▸ **EXERCISE DIRECTIONS**: Gather all lines with "sudo" from the records.

Stored entries:
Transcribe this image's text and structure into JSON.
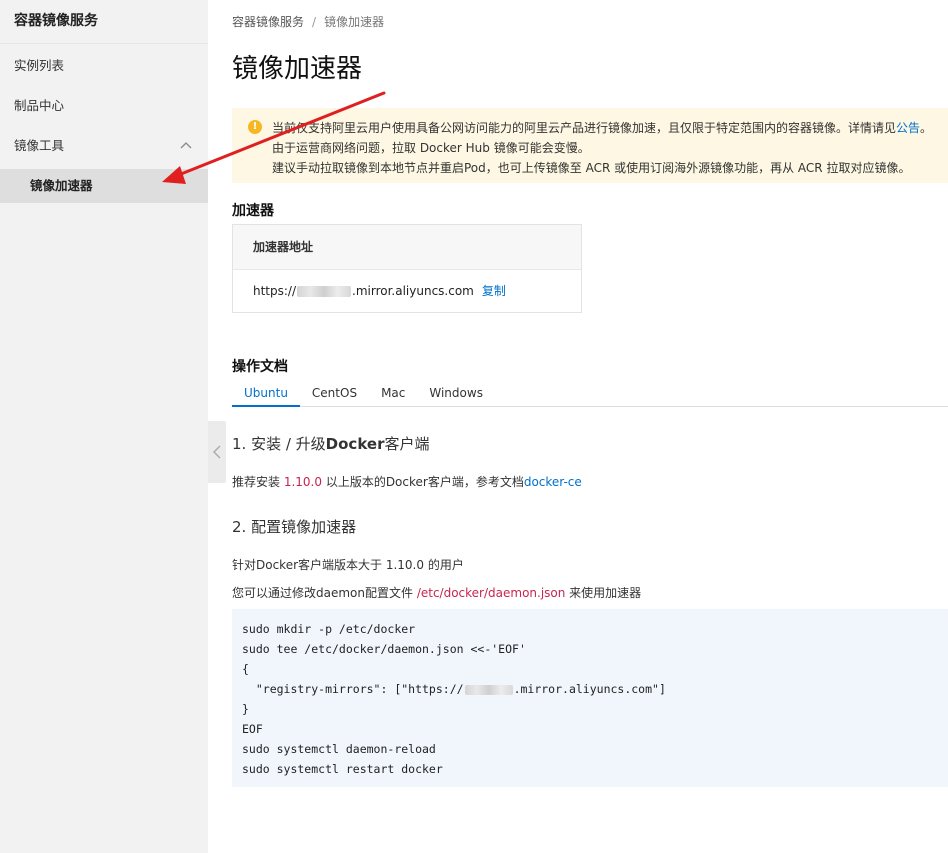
{
  "sidebar": {
    "title": "容器镜像服务",
    "items": [
      {
        "label": "实例列表"
      },
      {
        "label": "制品中心"
      },
      {
        "label": "镜像工具"
      }
    ],
    "sub_item": {
      "label": "镜像加速器"
    }
  },
  "breadcrumb": {
    "root": "容器镜像服务",
    "sep": "/",
    "current": "镜像加速器"
  },
  "page_title": "镜像加速器",
  "notice": {
    "line1_text": "当前仅支持阿里云用户使用具备公网访问能力的阿里云产品进行镜像加速，且仅限于特定范围内的容器镜像。详情请见",
    "line1_link": "公告",
    "line1_end": "。",
    "line2": "由于运营商网络问题，拉取 Docker Hub 镜像可能会变慢。",
    "line3": "建议手动拉取镜像到本地节点并重启Pod，也可上传镜像至 ACR 或使用订阅海外源镜像功能，再从 ACR 拉取对应镜像。"
  },
  "accelerator": {
    "section_title": "加速器",
    "column_header": "加速器地址",
    "url_prefix": "https://",
    "url_suffix": ".mirror.aliyuncs.com",
    "copy_label": "复制"
  },
  "docs": {
    "section_title": "操作文档",
    "tabs": [
      {
        "label": "Ubuntu",
        "active": true
      },
      {
        "label": "CentOS"
      },
      {
        "label": "Mac"
      },
      {
        "label": "Windows"
      }
    ]
  },
  "step1": {
    "heading_pre": "1. 安装 / 升级",
    "heading_bold": "Docker",
    "heading_post": "客户端",
    "text_pre": "推荐安装 ",
    "version": "1.10.0",
    "text_mid": " 以上版本的Docker客户端，参考文档",
    "doc_link": "docker-ce"
  },
  "step2": {
    "heading": "2. 配置镜像加速器",
    "line1": "针对Docker客户端版本大于 1.10.0 的用户",
    "line2_pre": "您可以通过修改daemon配置文件 ",
    "config_path": "/etc/docker/daemon.json",
    "line2_post": " 来使用加速器"
  },
  "code": {
    "lines": [
      "sudo mkdir -p /etc/docker",
      "sudo tee /etc/docker/daemon.json <<-'EOF'",
      "{"
    ],
    "mirror_pre": "  \"registry-mirrors\": [\"https://",
    "mirror_post": ".mirror.aliyuncs.com\"]",
    "lines_after": [
      "}",
      "EOF",
      "sudo systemctl daemon-reload",
      "sudo systemctl restart docker"
    ]
  },
  "colors": {
    "accent": "#0070cc",
    "warning": "#f5b823",
    "notice_bg": "#fdf7e3",
    "arrow": "#e02020",
    "code_bg": "#f0f6fc"
  },
  "icons": [
    "warning-icon",
    "chevron-up-icon",
    "chevron-left-icon",
    "arrow-annotation"
  ]
}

▸ **TASK RESULT**:
      "sudo mkdir -p /etc/docker",
      "sudo tee /etc/docker/daemon.json <<-'EOF'",
      "sudo systemctl daemon-reload",
      "sudo systemctl restart docker"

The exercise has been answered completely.